- heart disease
- weak immune system
- diarrhea or constipation
- auto-immune diseases
- acid reflux
- skin conditions
- mental health disorders
- chronic sinus infections and asthma
- type II diabetes
- Parkinson’s Disease
Correlation does not always mean causation -- so it’s still unclear whether an unhealthy gut flora causes these problems or if these conditions lead to unhealthy gut flora.
More Gut Health Research
This study (Abou-Donia, M.B. et al. Splenda alters gut microflora and increases intestinal p-glycoprotein and cytochrome p-450 in male rats. Journal of Toxicology and Environmental Health, Part A. 71 (21)) illustrates that sucralose-based sweeteners (like Splenda) can lead to the decrease in “good” gut bacteria.
This study by Brown, K. et al. Diet-Induced Dysbiosis of the Intestinal Microbiota and the Effects on Immunity and Disease. Nutrients. 4 (8) shows that sugar actually feeds and promotes the growth of the “bad” bacteria and “starves” the good bacteria, leading to an overgrowth of the undesirable bacteria in the gut.
This study by Dantzer, R. et al. From inflammation to sickness and depression: when the immune system subjugates the brain. Nature Reviews Neuroscience. 9 suggests that depression is actually the body’s reaction to inflammation in the gut.
What Can You Do?
Fiber tends to feed our healthy “good” gut bacteria. Unfortunately, highly processed and refined foods are notoriously lacking in fiber. This is why it’s essential to eliminate or severely reduce the number of processed foods, sugars, and artificial sweeteners in your daily eating habits.
The World Health Organization recommendsnot exceedingd 6 teaspoons of added sugar in your diet daily. However, food labels list sugar in grams, not teaspoons, on food labels. Most people do not know how to visualize grams, so here’s a tip:
*** Take the grams of sugar on your food label and divide it by 4 ***
That will convert the grams to teaspoons. Then you can easily visualize how much sugar is in that item. Better yet, avoid foods in packages altogether when possible. Fruits and vegetables naturally contain fiber that will feed your healthy gut bacteria and lead to a healthy gut biome).
Avoid words with “-ose” at the end -- they are sugars. Gut health research proves that sugar and sugar alcohols are not beneficial for our gut flora.
Fruit Has Fiber!
I still hear people always ask me if fruit has too much sugar and if should be avoided...?
I do not believe our problem with obesity is due to overeating fruit.

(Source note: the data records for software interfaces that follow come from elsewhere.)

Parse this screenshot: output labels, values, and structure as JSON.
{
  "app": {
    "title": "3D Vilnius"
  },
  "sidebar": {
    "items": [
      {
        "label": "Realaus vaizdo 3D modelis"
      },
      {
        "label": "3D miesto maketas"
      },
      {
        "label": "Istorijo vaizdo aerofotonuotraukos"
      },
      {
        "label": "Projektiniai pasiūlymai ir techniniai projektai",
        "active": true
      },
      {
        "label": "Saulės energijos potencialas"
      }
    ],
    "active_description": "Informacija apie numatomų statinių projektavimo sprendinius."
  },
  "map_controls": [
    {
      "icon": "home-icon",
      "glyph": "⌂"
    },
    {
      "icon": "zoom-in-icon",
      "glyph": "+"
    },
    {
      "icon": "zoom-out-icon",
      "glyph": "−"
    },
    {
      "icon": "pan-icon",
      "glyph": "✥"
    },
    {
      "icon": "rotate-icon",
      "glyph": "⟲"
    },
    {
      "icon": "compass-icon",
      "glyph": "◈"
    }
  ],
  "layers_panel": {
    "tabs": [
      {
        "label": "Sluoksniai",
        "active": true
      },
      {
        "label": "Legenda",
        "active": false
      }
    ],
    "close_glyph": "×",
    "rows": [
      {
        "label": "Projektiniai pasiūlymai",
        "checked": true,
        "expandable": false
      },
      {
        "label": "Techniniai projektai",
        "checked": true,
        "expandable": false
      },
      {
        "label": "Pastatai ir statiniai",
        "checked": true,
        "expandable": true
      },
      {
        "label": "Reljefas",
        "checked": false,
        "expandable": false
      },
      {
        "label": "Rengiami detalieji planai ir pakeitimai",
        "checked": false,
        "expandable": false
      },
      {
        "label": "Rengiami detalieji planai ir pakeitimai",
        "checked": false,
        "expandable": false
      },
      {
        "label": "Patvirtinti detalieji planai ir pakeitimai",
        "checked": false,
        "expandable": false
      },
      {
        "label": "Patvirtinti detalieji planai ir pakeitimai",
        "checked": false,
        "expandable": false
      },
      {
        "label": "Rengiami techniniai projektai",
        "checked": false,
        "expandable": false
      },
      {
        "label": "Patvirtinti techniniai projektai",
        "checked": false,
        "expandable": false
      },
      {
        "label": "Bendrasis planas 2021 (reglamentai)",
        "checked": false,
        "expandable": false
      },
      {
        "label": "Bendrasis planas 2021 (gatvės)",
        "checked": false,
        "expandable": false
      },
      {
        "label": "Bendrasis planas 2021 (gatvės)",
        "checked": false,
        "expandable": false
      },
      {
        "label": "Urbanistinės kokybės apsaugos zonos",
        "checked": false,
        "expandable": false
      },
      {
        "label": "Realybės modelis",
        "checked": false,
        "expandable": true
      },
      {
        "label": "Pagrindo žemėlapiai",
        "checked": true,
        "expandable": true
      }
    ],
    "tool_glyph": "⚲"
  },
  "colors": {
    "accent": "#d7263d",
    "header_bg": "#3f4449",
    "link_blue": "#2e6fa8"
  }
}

If you are sensitive to fruit, by all means, cut back or cut it out of your daily eating habits.
Personally, I do not worry about the natural sugars in fruit and even enjoy making green juices. But it’s a common question.
Fruit has fiber, which slows digestion and gives your body time to pull the important nutrients from the food (it’s a nutrient-dense or nutrient-rich food source).
We are not getting fat from eating too much fruit, so we can stop worrying about it. A client recently told me she won’t eat kale because it’s a carbohydrate. We need to stop picking food for nutrient claims on packages and start looking at eating real, whole food.
Carbohydrates are not the enemy -- poor carbohydrates are the enemy.
Gut health research proves that eating real food, mostly fruit, and vegetables, is essential to maintain good health. So, my final tip is to look at your meals a bit differently. Switch to a salad-size plate instead of a dinner plate. Fill half the plate with vegetables.
Eat a palm size of protein and a thumb size of healthy fat (avocado slices, olive oil, nuts, seeds, etc). This will work with any diet (vegan, vegetarian, Paleo, Mediterranean, etc.).
If there is any room left on your plate, you can fill it with a tiny portion of whatever you want.
Keep it simple and be consistent with good eating choices. It’s the long-term choices that affect your health the most.
Jessie Clayton is a highly regarded yoga instructor (RYT 500) and certified nutritionist dedicated to guiding individuals on their journey to holistic well-being, with over 5 years of experience in yoga and nutrition. Jessie is an avid Christ follower and passionate advocate for the harmonious integration of mind, body, and spirit.